Where They Come From
It's a wise cook who knows where
the beef cuts he needs come from. It will be easier for him to get his menu
done and where to get the specific cuts his recipes call for. Here's a primer
from the U.S. Meat Export Federation; those with asterisks are the beef primals
that feature cuts lowest in fat.
measure beef tenderness
How can one tell the tenderness
of a steak? Experts are divided on the question. Currently, USDA graders voluntarily
grade carcasses for meat plants, largely by judging the amount of marbling present
in the ribeye muscle. Palatability studies have shown that the meat from young
cattle, with high intra-muscular fat provides a higher probability of a satisfactory
eating experience than leaner beef.
However, others are arguing more
forcefully that other factors, when combined, can provide tender beef without
abundant marbling. These factors include the genetics of the animal, the feed
rations of the animals, the amount of aging and whether the carcass was electrically
There is a scientific test to determine
meat toughness called the Warner-Bratzler shear test. It uses an apparatus to
gradually increase force until a sample piece of meat is ripped in half. The
resulting force measurement is very accurate but unfortunately, the test is
impractical to implement in a commercial plant.
New sophisticated techniques are
appearing in commercial enterprises. Some programs use a camera to measure the
color of the meat in different carcasses. Others have submitted meat to small
explosions to try and loosen up muscle fibers to provide a better eating experience.
For the moment however, most consumers will have to rely on the USDA grading

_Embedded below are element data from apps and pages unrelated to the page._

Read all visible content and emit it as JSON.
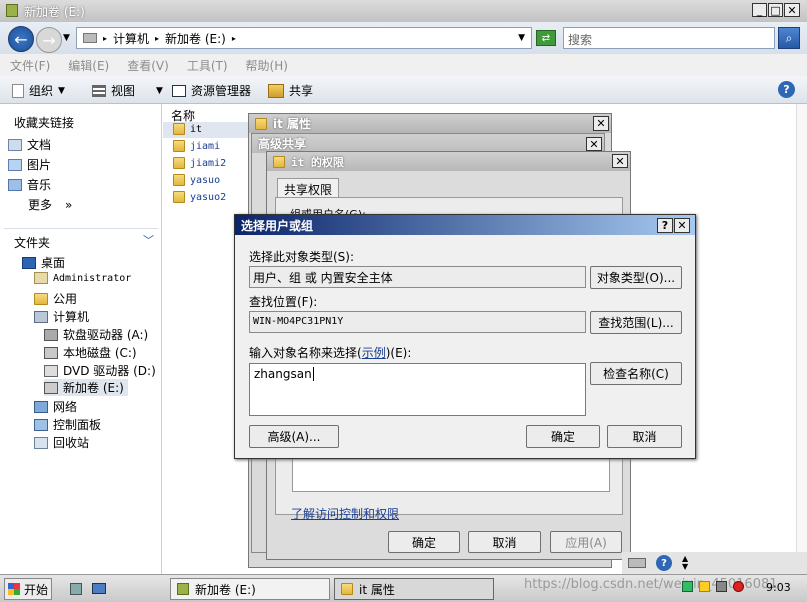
{
  "window": {
    "title": "新加卷 (E:)"
  },
  "address": {
    "seg1": "计算机",
    "seg2": "新加卷 (E:)",
    "search_placeholder": "搜索"
  },
  "menu": [
    "文件(F)",
    "编辑(E)",
    "查看(V)",
    "工具(T)",
    "帮助(H)"
  ],
  "toolbar": {
    "organize": "组织",
    "views": "视图",
    "explorer": "资源管理器",
    "share": "共享"
  },
  "favorites": {
    "title": "收藏夹链接",
    "items": [
      "文档",
      "图片",
      "音乐"
    ],
    "more": "更多",
    "more_arrows": "»"
  },
  "folders": {
    "title": "文件夹",
    "tree": [
      "桌面",
      "Administrator",
      "公用",
      "计算机",
      "软盘驱动器 (A:)",
      "本地磁盘 (C:)",
      "DVD 驱动器 (D:)",
      "新加卷 (E:)",
      "网络",
      "控制面板",
      "回收站"
    ]
  },
  "filelist": {
    "column": "名称",
    "items": [
      "it",
      "jiami",
      "jiami2",
      "yasuo",
      "yasuo2"
    ]
  },
  "dlg_props": {
    "title": "it 属性"
  },
  "dlg_adv": {
    "title": "高级共享"
  },
  "dlg_perm": {
    "title": "it 的权限",
    "tab": "共享权限",
    "group_label": "组或用户名(G):",
    "link": "了解访问控制和权限",
    "ok": "确定",
    "cancel": "取消",
    "apply": "应用(A)"
  },
  "dlg_select": {
    "title": "选择用户或组",
    "objtype_label": "选择此对象类型(S):",
    "objtype_value": "用户、组 或 内置安全主体",
    "objtype_btn": "对象类型(O)...",
    "loc_label": "查找位置(F):",
    "loc_value": "WIN-MO4PC31PN1Y",
    "loc_btn": "查找范围(L)...",
    "enter_label_pre": "输入对象名称来选择(",
    "enter_link": "示例",
    "enter_label_post": ")(E):",
    "enter_value": "zhangsan",
    "check_btn": "检查名称(C)",
    "adv_btn": "高级(A)...",
    "ok": "确定",
    "cancel": "取消",
    "help": "?"
  },
  "taskbar": {
    "start": "开始",
    "task1": "新加卷 (E:)",
    "task2": "it 属性",
    "time": "9:03"
  },
  "watermark": "https://blog.csdn.net/weixin_45016081"
}
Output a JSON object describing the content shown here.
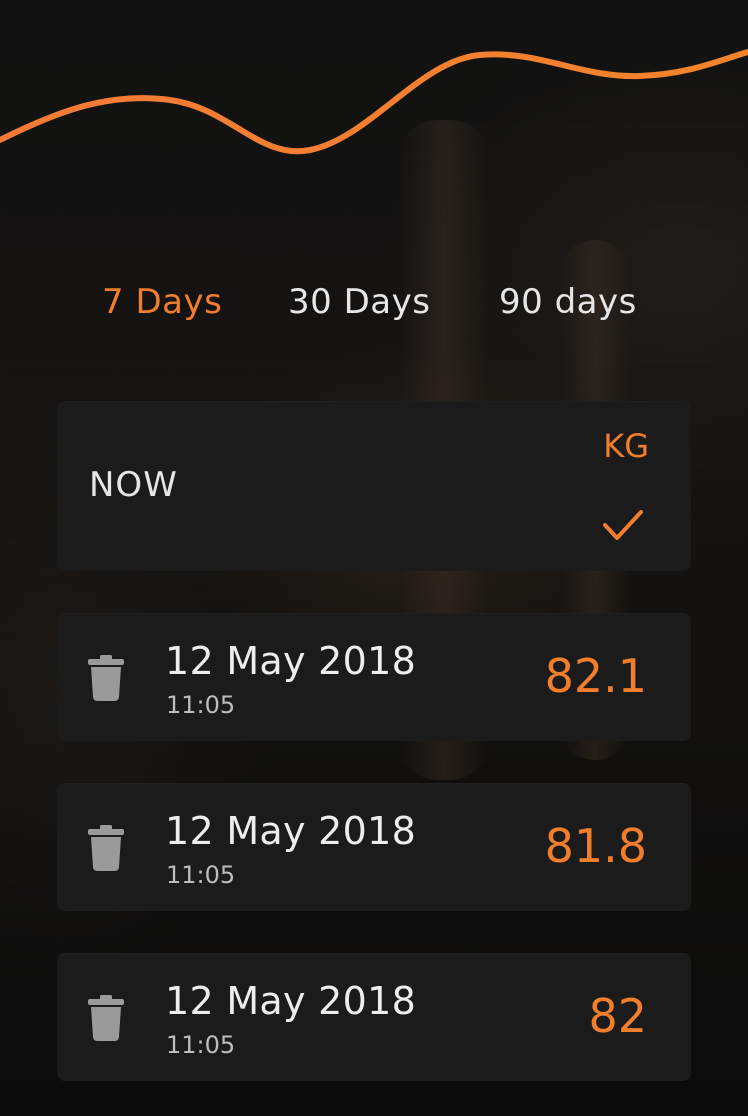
{
  "colors": {
    "accent": "#f07e2c",
    "card_bg": "#1b1b1b",
    "text_primary": "#e6e6e6",
    "text_secondary": "#bdbdbd",
    "icon_gray": "#9a9a9a"
  },
  "tabs": [
    {
      "label": "7 Days",
      "active": true
    },
    {
      "label": "30 Days",
      "active": false
    },
    {
      "label": "90 days",
      "active": false
    }
  ],
  "now_card": {
    "label": "NOW",
    "unit": "KG",
    "confirm_icon": "check-icon"
  },
  "entries": [
    {
      "date": "12 May 2018",
      "time": "11:05",
      "value": "82.1",
      "icon": "trash-icon"
    },
    {
      "date": "12 May 2018",
      "time": "11:05",
      "value": "81.8",
      "icon": "trash-icon"
    },
    {
      "date": "12 May 2018",
      "time": "11:05",
      "value": "82",
      "icon": "trash-icon"
    }
  ]
}
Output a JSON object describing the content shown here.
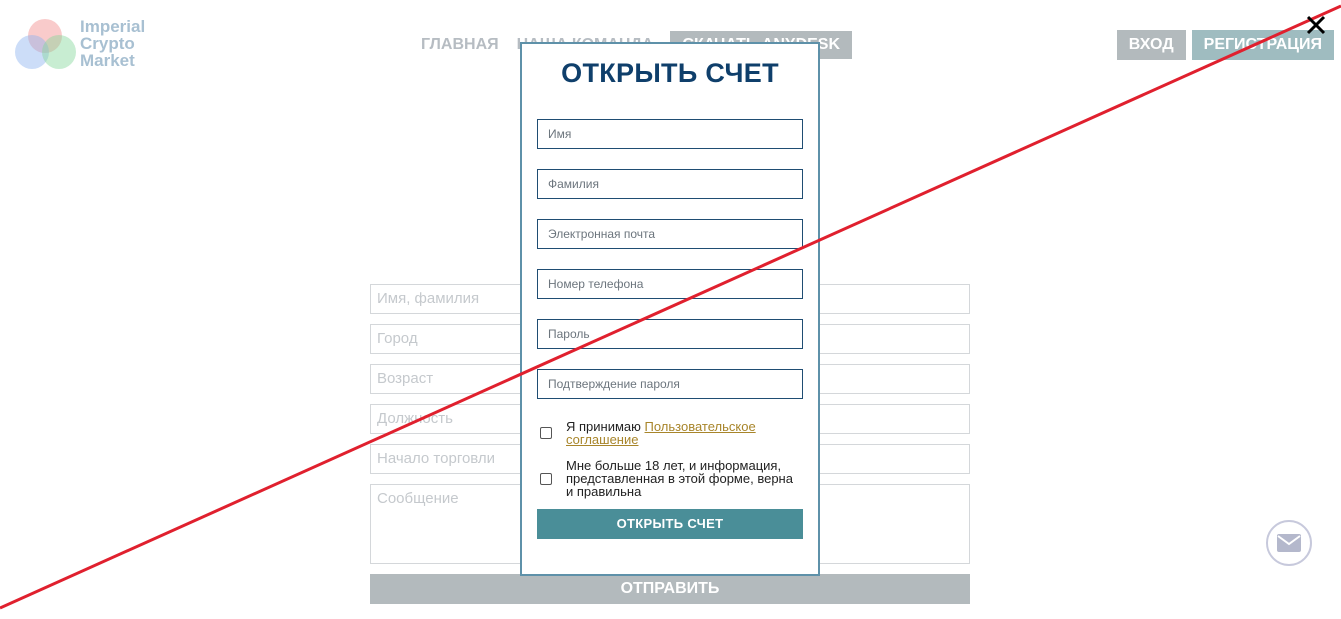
{
  "logo": {
    "lines": [
      "Imperial",
      "Crypto",
      "Market"
    ]
  },
  "nav": {
    "home": "ГЛАВНАЯ",
    "team": "НАША КОМАНДА",
    "download": "СКАЧАТЬ ANYDESK"
  },
  "auth": {
    "login": "ВХОД",
    "register": "РЕГИСТРАЦИЯ"
  },
  "contact_form": {
    "name_placeholder": "Имя, фамилия",
    "city_placeholder": "Город",
    "age_placeholder": "Возраст",
    "position_placeholder": "Должность",
    "trading_start_placeholder": "Начало торговли",
    "message_placeholder": "Сообщение",
    "submit_label": "ОТПРАВИТЬ"
  },
  "modal": {
    "title": "ОТКРЫТЬ СЧЕТ",
    "first_name_placeholder": "Имя",
    "last_name_placeholder": "Фамилия",
    "email_placeholder": "Электронная почта",
    "phone_placeholder": "Номер телефона",
    "password_placeholder": "Пароль",
    "password_confirm_placeholder": "Подтверждение пароля",
    "agreement_prefix": "Я принимаю",
    "agreement_link": "Пользовательское соглашение",
    "age_confirm": "Мне больше 18 лет, и информация, представленная в этой форме, верна и правильна",
    "submit_label": "ОТКРЫТЬ СЧЕТ"
  },
  "icons": {
    "close": "close-icon",
    "mail": "mail-icon"
  },
  "colors": {
    "modal_title": "#0f3f6b",
    "modal_border": "#5e91a9",
    "modal_button": "#4a8e98",
    "link": "#a8852a",
    "cross_line": "#e0202e"
  }
}
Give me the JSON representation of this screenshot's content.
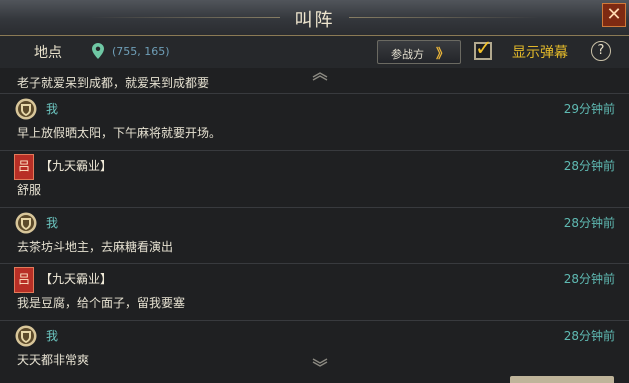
{
  "window": {
    "title": "叫阵",
    "close_glyph": "✕"
  },
  "header": {
    "location_label": "地点",
    "coords": "(755, 165)",
    "join_button": "参战方",
    "join_arrow": "》",
    "show_barrage_checked": true,
    "show_barrage_label": "显示弹幕",
    "help": "?"
  },
  "list": {
    "top_snippet": "老子就爱呆到成都，就爱呆到成都要",
    "messages": [
      {
        "sender": "我",
        "badge": "",
        "type": "self",
        "text": "早上放假晒太阳，下午麻将就要开场。",
        "time": "29分钟前"
      },
      {
        "sender": "【九天霸业】",
        "badge": "吕",
        "type": "guild",
        "text": "舒服",
        "time": "28分钟前"
      },
      {
        "sender": "我",
        "badge": "",
        "type": "self",
        "text": "去茶坊斗地主，去麻糖看演出",
        "time": "28分钟前"
      },
      {
        "sender": "【九天霸业】",
        "badge": "吕",
        "type": "guild",
        "text": "我是豆腐，给个面子，留我要塞",
        "time": "28分钟前"
      },
      {
        "sender": "我",
        "badge": "",
        "type": "self",
        "text": "天天都非常爽",
        "time": "28分钟前"
      }
    ]
  },
  "colors": {
    "self_name": "#6cc6c1",
    "time": "#5fbab3",
    "barrage_label": "#e0b72a",
    "guild_badge": "#b82f26"
  },
  "icons": {
    "location": "map-pin-icon",
    "self_avatar": "shield-avatar-icon",
    "guild_badge": "faction-badge-icon"
  }
}
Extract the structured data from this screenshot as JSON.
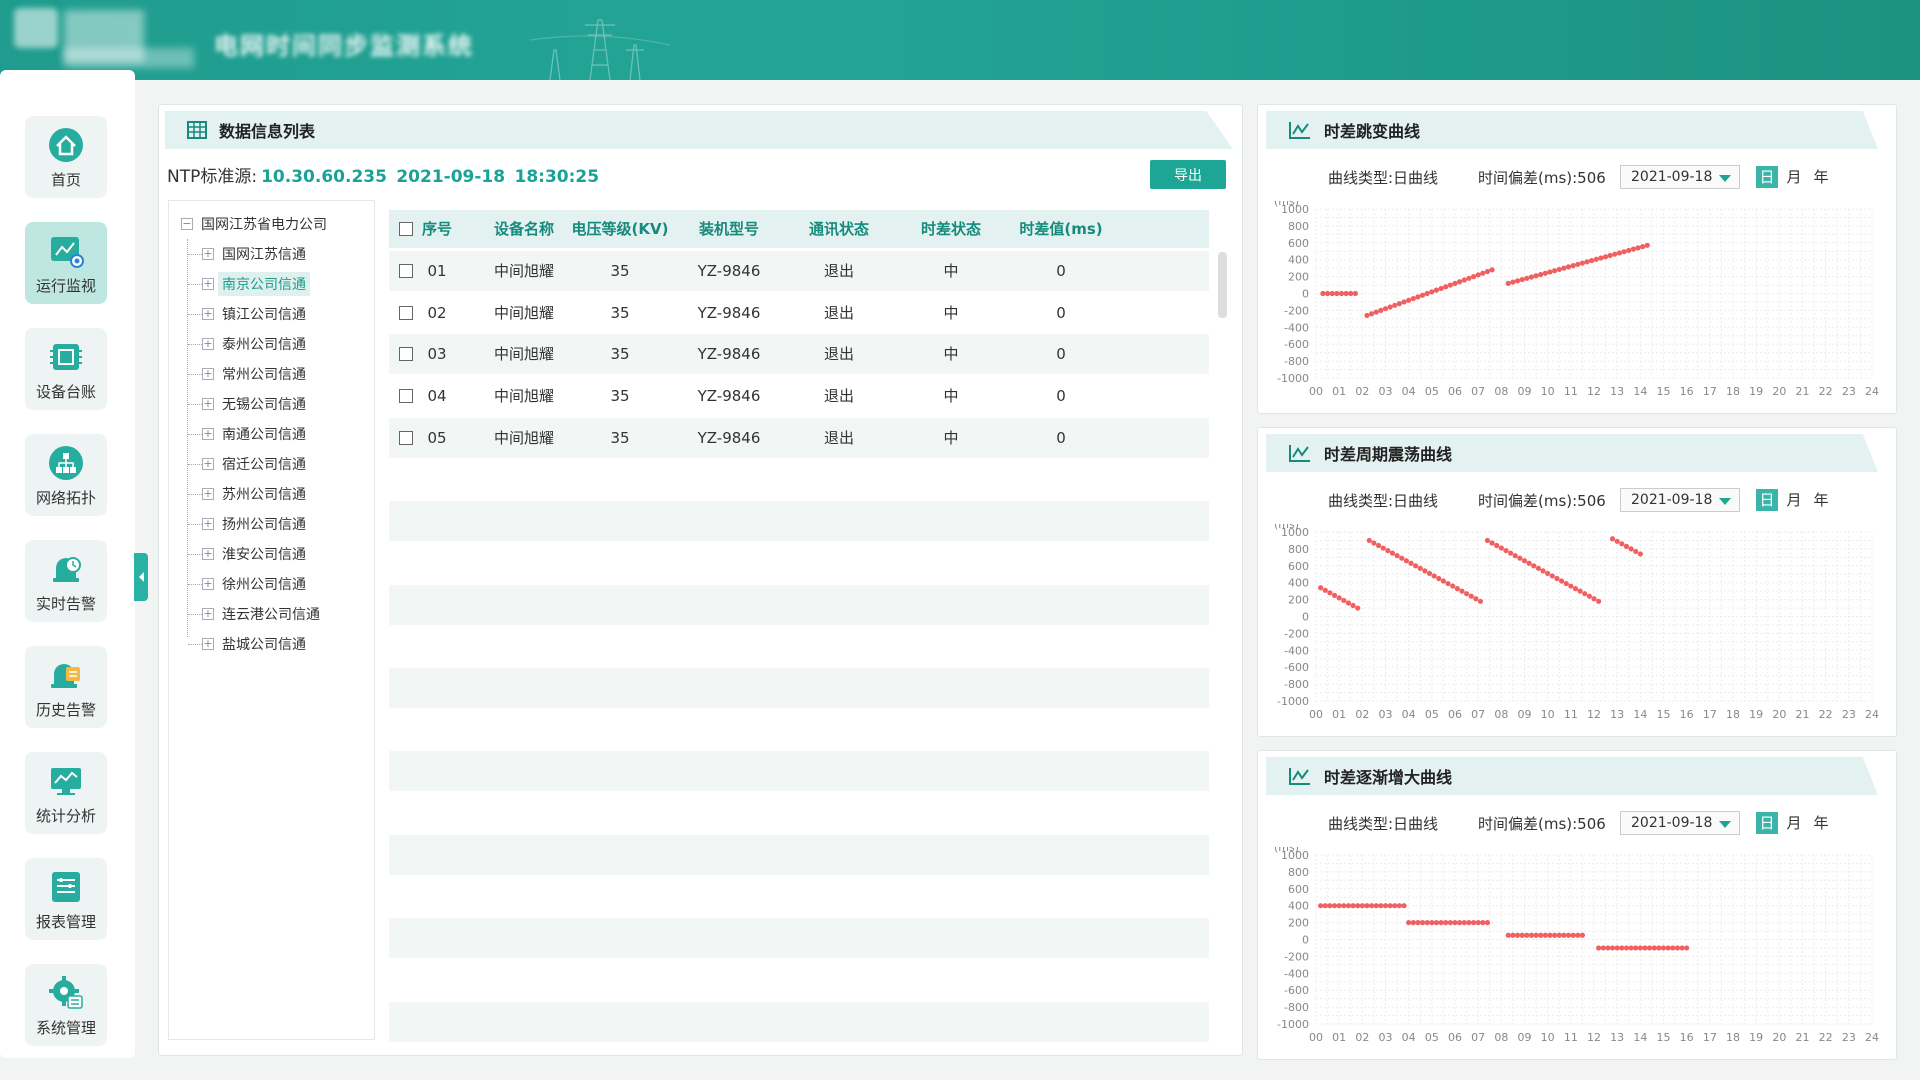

system of Prime, Choice, Select and Standard, the four grades for young beef
carcasses, to predict eating satisfaction.